Top tips for choosing the right therapist for your children

Science and Health

Once again, a case has made waves about a psychologist abusing a patient, this time a 12-year-old girl. It is infuriating to hear about another therapist who exploits the therapeutic relationship for sexual abuse.

When it comes to a child, one can only imagine the turmoil the parents experience. Beyond frustration, anger, and anxiety, it is likely that they also feel a heavy sense of guilt and helplessness.

Parents who entrusted their loved ones with a psychologist like that find themselves betrayed and have to cope with the fact that they sent their child to someone who sexually abused them.

It is important to remember that abusers do not wear warning signs. A sexual abuser can appear outwardly nice, intelligent, and respectable. In fact, most sexual offenses are committed by someone the victim knows well and trusts.

How will you know that you sent your children to the right therapist? (credit: SHUTTERSTOCK)

So how can you know if you have sent your children to the right therapist?

  1. First and foremost, it is important to explain to the child what their body’s private parts are and emphasize that no one is allowed to touch them or ask them to touch someone else’s private parts. (This is important in general, not just in the context of therapy). It is even more important to tell them that if it does happen, they can tell you, and you promise not to get angry or blame them.
  2. The first meeting with the therapist should only be with the parents. The therapist needs to get to know you and the case. But you also need to get to know them and be impressed by them.
  3. The therapist’s entire focus is for the benefit of the child and the parents. If it doesn’t feel that way to you or the child, something is probably not right.
  4. Any form of sexual contact between a therapist and a patient is prohibited by law and professional ethical code. It doesn’t matter how the therapist explains it. Such relationships always end in severe sexual and emotional damage and trauma to the patients.
  5. As parents, you have the full right to ask the therapist any question about treatment, and it is the therapist’s duty to provide satisfactory answers.
  6. In the first meeting with the parents, I tell them that for the treatment to succeed, it is important that the child feels comfortable talking to me about things that they might not want to talk about with their parents. Therefore, do not ask the child “what did you talk about with Zohar?” However, it is very important to ask the child questions like “how is Zohar, in your opinion? Is he nice? Do you feel comfortable with him?”
  7. The treatment is not a police investigation. The child and you are not required to answer questions that make you uncomfortable.
  8. The therapist is not allowed to demand that children keep things a secret from their parents. The duty of confidentiality lies with the therapist, not the patient.
  9. The child does not have to like the therapist, and the therapist is not allowed to express personal disappointment with the child or express any needs of his own. It is important to remember that the therapist is here for the child and the parents, not the other way around.
  10. Be attentive and sensitive to the changes that the child goes through during treatment, especially mood, functioning, and behavior. Pay special attention before and after meetings.

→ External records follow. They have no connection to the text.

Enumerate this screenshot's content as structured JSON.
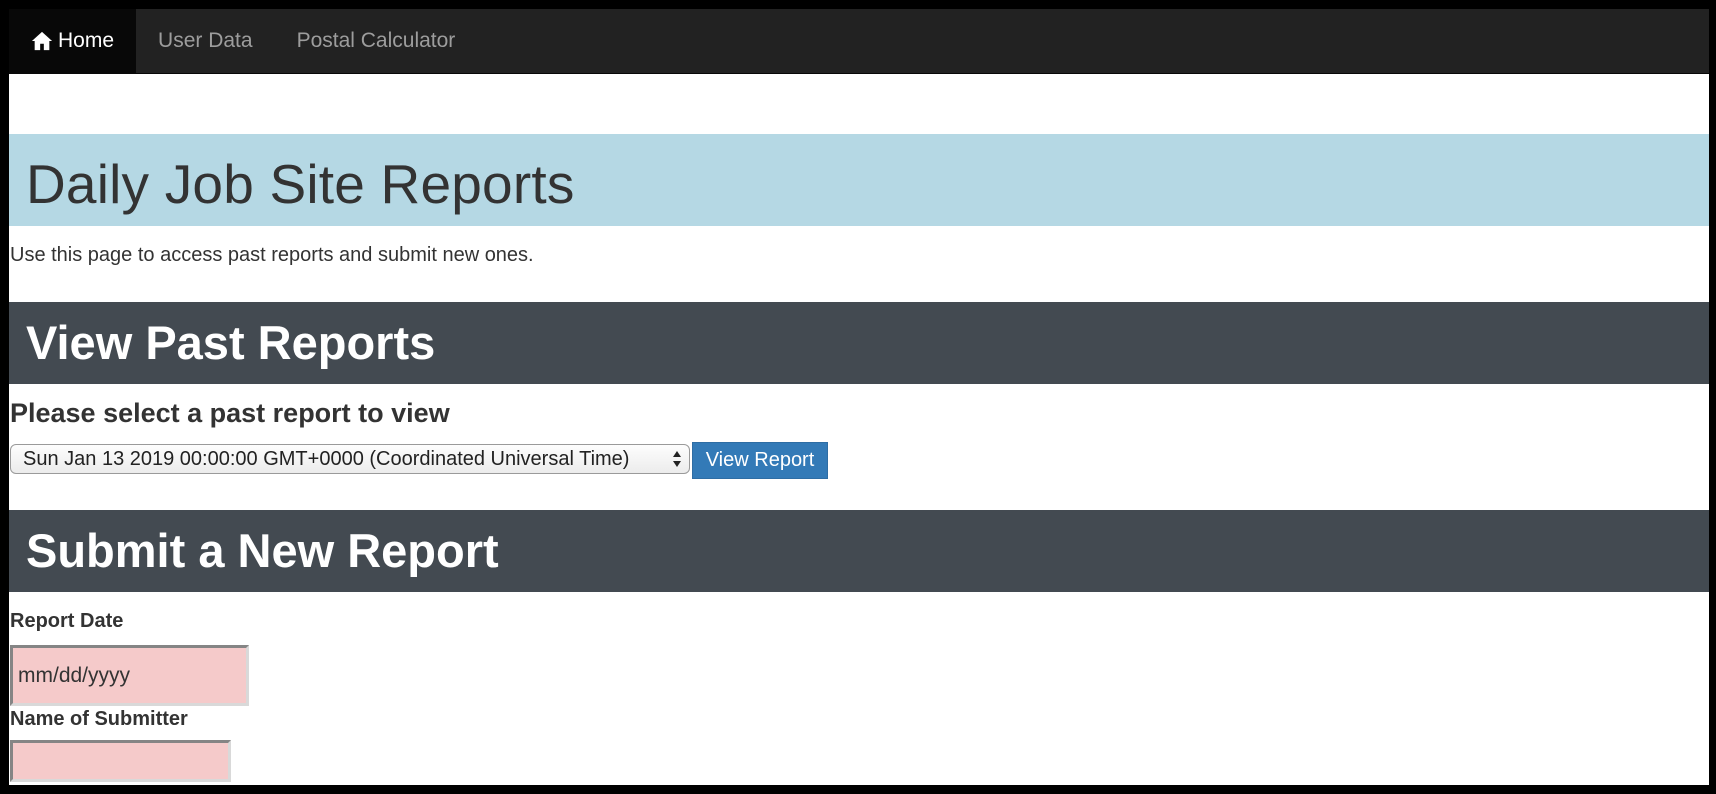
{
  "navbar": {
    "items": [
      {
        "label": "Home",
        "icon": "home-icon",
        "active": true
      },
      {
        "label": "User Data",
        "active": false
      },
      {
        "label": "Postal Calculator",
        "active": false
      }
    ]
  },
  "jumbotron": {
    "title": "Daily Job Site Reports"
  },
  "intro": "Use this page to access past reports and submit new ones.",
  "past_reports": {
    "heading": "View Past Reports",
    "prompt": "Please select a past report to view",
    "selected_report": "Sun Jan 13 2019 00:00:00 GMT+0000 (Coordinated Universal Time)",
    "view_button": "View Report"
  },
  "new_report": {
    "heading": "Submit a New Report",
    "report_date_label": "Report Date",
    "report_date_placeholder": "mm/dd/yyyy",
    "submitter_label": "Name of Submitter",
    "submitter_value": ""
  },
  "colors": {
    "navbar_bg": "#222222",
    "jumbotron_bg": "#b5d8e4",
    "section_bar_bg": "#434a51",
    "primary_button": "#337ab7",
    "invalid_input_bg": "#f5caca"
  }
}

Abusive therapists are a minority.

It is important to remember that alongside fear and caution, the “therapists” who violate professional values and harm the patients are a minority within a minority. The State of Israel is blessed with tens of thousands of trained, dedicated, and committed therapists for you and your children. 

None of them would dare to harm another person, certainly not a patient. We, the therapists, are disgusted by any such cases and feel betrayed by someone who pretended to be a colleague in the profession. That person is not worthy to be called a therapist, no matter what certificate hangs on their wall.


Zohar Goren Aharon is a clinical social worker, psychotherapist, and specialist in trauma treatment. He is a manager in the Otzmot network – a multidisciplinary psychotherapy network.